## Brief
Restate the records below exactly. Pictures are not part of the copy.

## Supplied entries

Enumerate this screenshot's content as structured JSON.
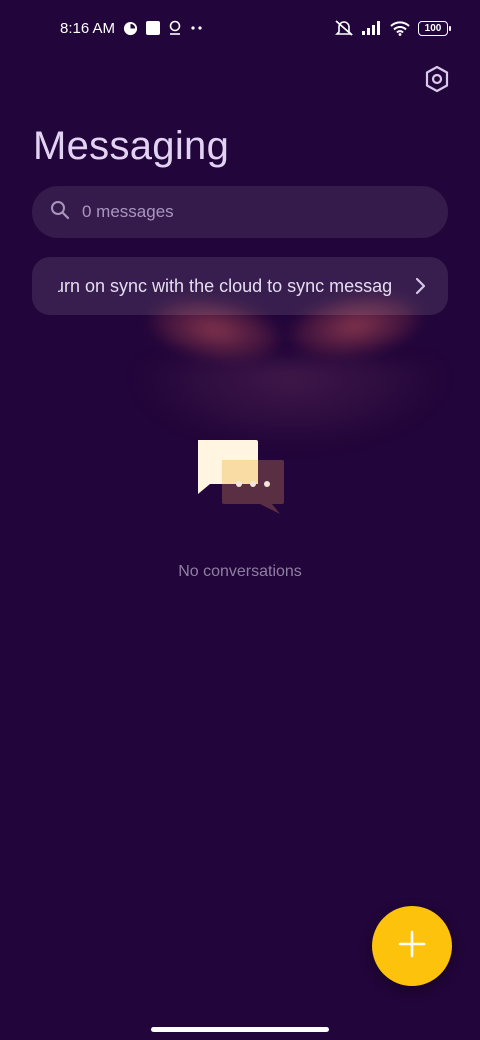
{
  "status_bar": {
    "time": "8:16 AM",
    "battery": "100",
    "left_icons": [
      "notification-app-icon",
      "square-icon",
      "location-pin-icon",
      "more-dots-icon"
    ],
    "right_icons": [
      "mute-vibrate-icon",
      "signal-icon",
      "wifi-icon",
      "battery-icon"
    ]
  },
  "header": {
    "title": "Messaging",
    "settings_icon": "settings-hex-icon"
  },
  "search": {
    "placeholder": "0 messages",
    "icon": "search-icon"
  },
  "sync_banner": {
    "text": "urn on sync with the cloud to sync messag",
    "icon": "chevron-right-icon"
  },
  "empty_state": {
    "icon": "chat-bubbles-icon",
    "text": "No conversations"
  },
  "fab": {
    "icon": "plus-icon",
    "color": "#fdc20c"
  },
  "colors": {
    "background": "#22053a",
    "accent": "#fdc20c"
  }
}
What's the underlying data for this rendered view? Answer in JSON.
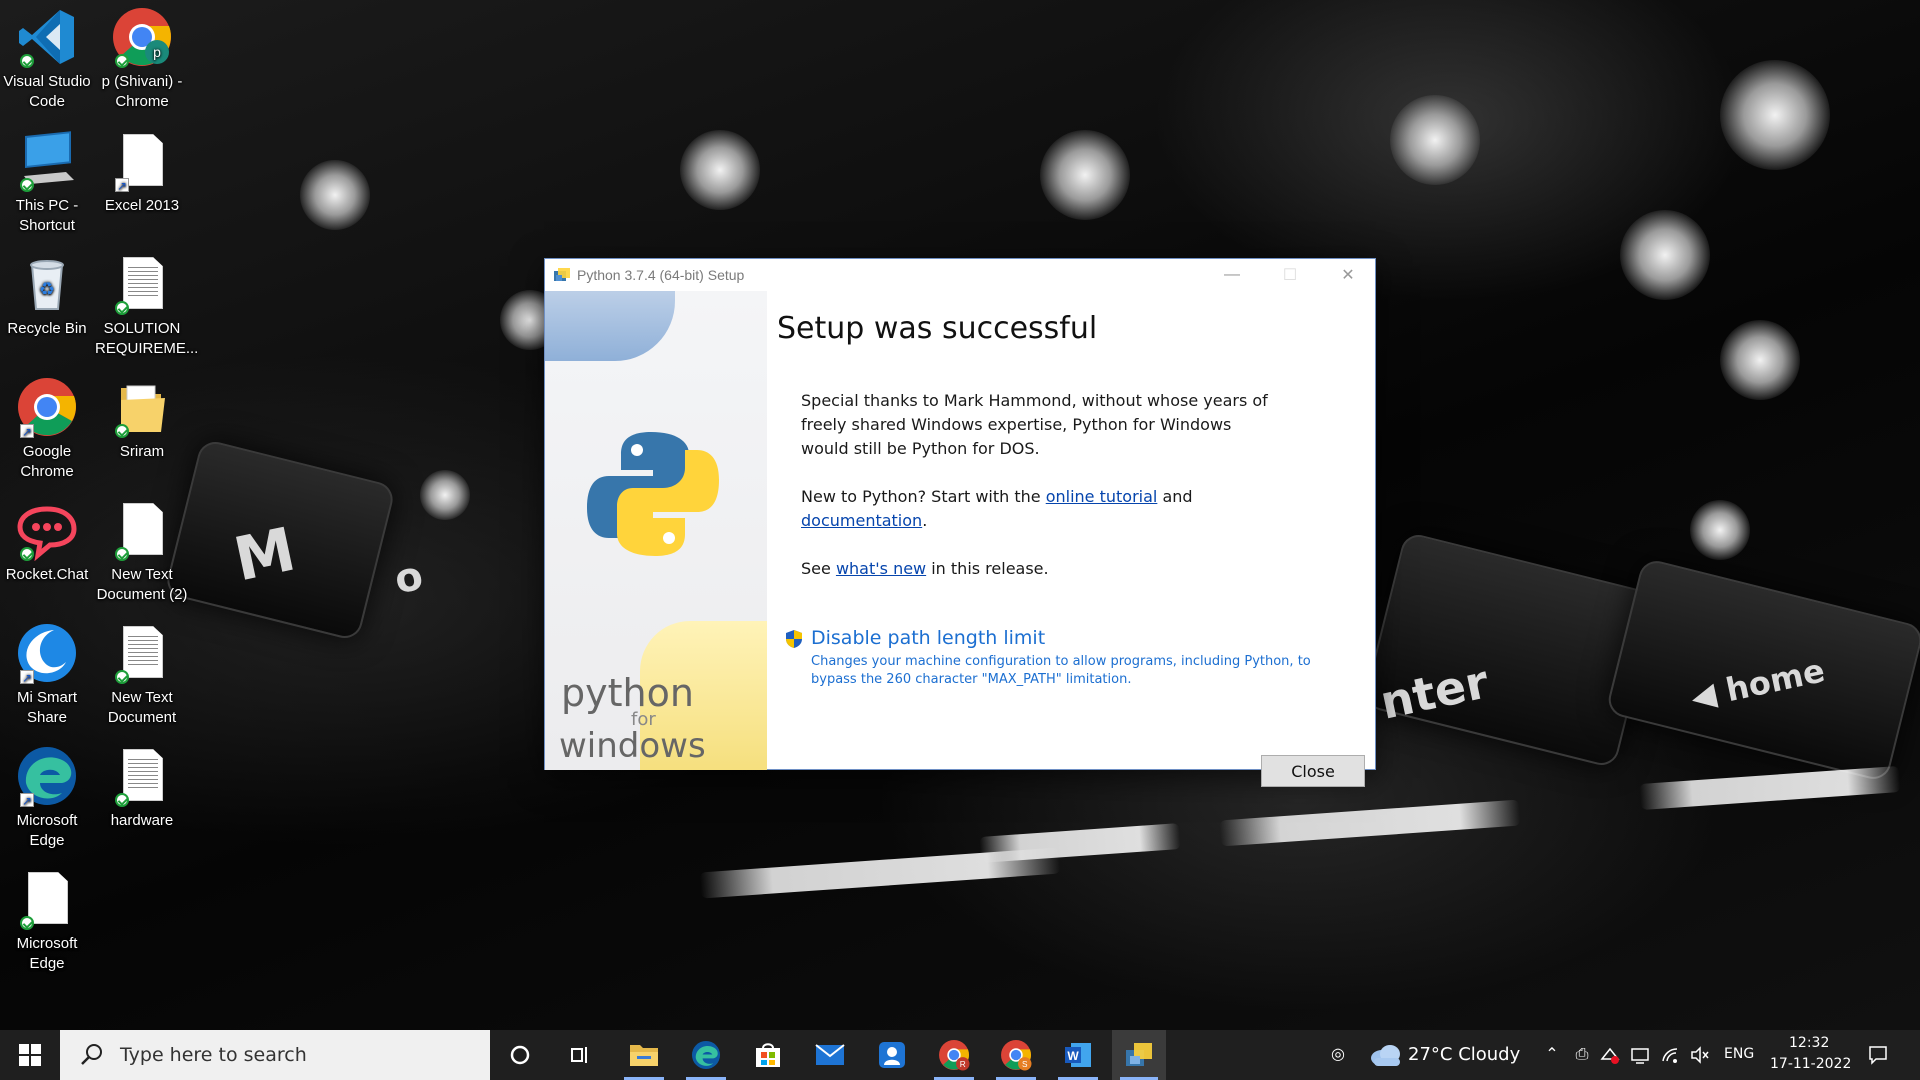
{
  "desktop": {
    "icons": [
      {
        "label": "Visual Studio Code",
        "icon": "vscode-icon"
      },
      {
        "label": "p (Shivani) - Chrome",
        "icon": "chrome-profile-icon"
      },
      {
        "label": "This PC - Shortcut",
        "icon": "this-pc-icon"
      },
      {
        "label": "Excel 2013",
        "icon": "document-icon"
      },
      {
        "label": "Recycle Bin",
        "icon": "recycle-bin-icon"
      },
      {
        "label": "SOLUTION REQUIREME...",
        "icon": "document-icon"
      },
      {
        "label": "Google Chrome",
        "icon": "chrome-icon"
      },
      {
        "label": "Sriram",
        "icon": "folder-icon"
      },
      {
        "label": "Rocket.Chat",
        "icon": "rocketchat-icon"
      },
      {
        "label": "New Text Document (2)",
        "icon": "text-document-icon"
      },
      {
        "label": "Mi Smart Share",
        "icon": "mi-smart-share-icon"
      },
      {
        "label": "New Text Document",
        "icon": "text-document-icon"
      },
      {
        "label": "Microsoft Edge",
        "icon": "edge-icon"
      },
      {
        "label": "hardware",
        "icon": "text-document-icon"
      },
      {
        "label": "Microsoft Edge",
        "icon": "document-icon"
      }
    ]
  },
  "wallpaper": {
    "key_letters": [
      "M",
      "o",
      "nter",
      "◀ home"
    ]
  },
  "dialog": {
    "title": "Python 3.7.4 (64-bit) Setup",
    "heading": "Setup was successful",
    "thanks": "Special thanks to Mark Hammond, without whose years of freely shared Windows expertise, Python for Windows would still be Python for DOS.",
    "new_to_python_prefix": "New to Python? Start with the ",
    "online_tutorial": "online tutorial",
    "and": " and ",
    "documentation": "documentation",
    "period": ".",
    "see_prefix": "See ",
    "whats_new": "what's new",
    "see_suffix": " in this release.",
    "disable_path": "Disable path length limit",
    "disable_path_desc": "Changes your machine configuration to allow programs, including Python, to bypass the 260 character \"MAX_PATH\" limitation.",
    "close_label": "Close",
    "side": {
      "python": "python",
      "for": "for",
      "windows": "windows"
    },
    "controls": {
      "minimize": "—",
      "maximize": "☐",
      "close": "✕"
    }
  },
  "taskbar": {
    "search_placeholder": "Type here to search",
    "apps": [
      "cortana-circle-icon",
      "task-view-icon",
      "file-explorer-icon",
      "edge-icon",
      "microsoft-store-icon",
      "mail-icon",
      "people-icon",
      "chrome-profile-r-icon",
      "chrome-profile-s-icon",
      "word-icon",
      "python-setup-icon"
    ],
    "weather": "27°C  Cloudy",
    "language": "ENG",
    "time": "12:32",
    "date": "17-11-2022"
  },
  "colors": {
    "link": "#0645ad",
    "accent_link": "#1c6fd1",
    "taskbar": "#1f1f1f",
    "python_blue": "#3776ab",
    "python_yellow": "#ffd43b"
  }
}
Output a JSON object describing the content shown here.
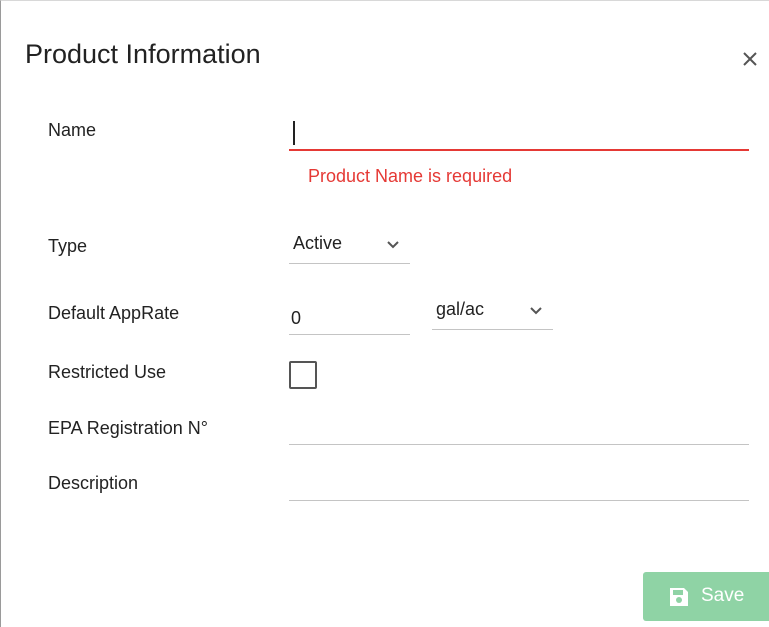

## Answer for the task
Enumerate this screenshot's content as structured JSON.
{
  "status_bar": {
    "time": "8:16 AM",
    "battery": "100",
    "left_icons": [
      "notification-app-icon",
      "square-icon",
      "location-pin-icon",
      "more-dots-icon"
    ],
    "right_icons": [
      "mute-vibrate-icon",
      "signal-icon",
      "wifi-icon",
      "battery-icon"
    ]
  },
  "header": {
    "title": "Messaging",
    "settings_icon": "settings-hex-icon"
  },
  "search": {
    "placeholder": "0 messages",
    "icon": "search-icon"
  },
  "sync_banner": {
    "text": "urn on sync with the cloud to sync messag",
    "icon": "chevron-right-icon"
  },
  "empty_state": {
    "icon": "chat-bubbles-icon",
    "text": "No conversations"
  },
  "fab": {
    "icon": "plus-icon",
    "color": "#fdc20c"
  },
  "colors": {
    "background": "#22053a",
    "accent": "#fdc20c"
  }
}
What's the underlying data for this rendered view? Answer in JSON.
{
  "desktop": {
    "icons": [
      {
        "label": "Visual Studio Code",
        "icon": "vscode-icon"
      },
      {
        "label": "p (Shivani) - Chrome",
        "icon": "chrome-profile-icon"
      },
      {
        "label": "This PC - Shortcut",
        "icon": "this-pc-icon"
      },
      {
        "label": "Excel 2013",
        "icon": "document-icon"
      },
      {
        "label": "Recycle Bin",
        "icon": "recycle-bin-icon"
      },
      {
        "label": "SOLUTION REQUIREME...",
        "icon": "document-icon"
      },
      {
        "label": "Google Chrome",
        "icon": "chrome-icon"
      },
      {
        "label": "Sriram",
        "icon": "folder-icon"
      },
      {
        "label": "Rocket.Chat",
        "icon": "rocketchat-icon"
      },
      {
        "label": "New Text Document (2)",
        "icon": "text-document-icon"
      },
      {
        "label": "Mi Smart Share",
        "icon": "mi-smart-share-icon"
      },
      {
        "label": "New Text Document",
        "icon": "text-document-icon"
      },
      {
        "label": "Microsoft Edge",
        "icon": "edge-icon"
      },
      {
        "label": "hardware",
        "icon": "text-document-icon"
      },
      {
        "label": "Microsoft Edge",
        "icon": "document-icon"
      }
    ]
  },
  "wallpaper": {
    "key_letters": [
      "M",
      "o",
      "nter",
      "◀ home"
    ]
  },
  "dialog": {
    "title": "Python 3.7.4 (64-bit) Setup",
    "heading": "Setup was successful",
    "thanks": "Special thanks to Mark Hammond, without whose years of freely shared Windows expertise, Python for Windows would still be Python for DOS.",
    "new_to_python_prefix": "New to Python? Start with the ",
    "online_tutorial": "online tutorial",
    "and": " and ",
    "documentation": "documentation",
    "period": ".",
    "see_prefix": "See ",
    "whats_new": "what's new",
    "see_suffix": " in this release.",
    "disable_path": "Disable path length limit",
    "disable_path_desc": "Changes your machine configuration to allow programs, including Python, to bypass the 260 character \"MAX_PATH\" limitation.",
    "close_label": "Close",
    "side": {
      "python": "python",
      "for": "for",
      "windows": "windows"
    },
    "controls": {
      "minimize": "—",
      "maximize": "☐",
      "close": "✕"
    }
  },
  "taskbar": {
    "search_placeholder": "Type here to search",
    "apps": [
      "cortana-circle-icon",
      "task-view-icon",
      "file-explorer-icon",
      "edge-icon",
      "microsoft-store-icon",
      "mail-icon",
      "people-icon",
      "chrome-profile-r-icon",
      "chrome-profile-s-icon",
      "word-icon",
      "python-setup-icon"
    ],
    "weather": "27°C  Cloudy",
    "language": "ENG",
    "time": "12:32",
    "date": "17-11-2022"
  },
  "colors": {
    "link": "#0645ad",
    "accent_link": "#1c6fd1",
    "taskbar": "#1f1f1f",
    "python_blue": "#3776ab",
    "python_yellow": "#ffd43b"
  }
}
Output a JSON object describing the content shown here.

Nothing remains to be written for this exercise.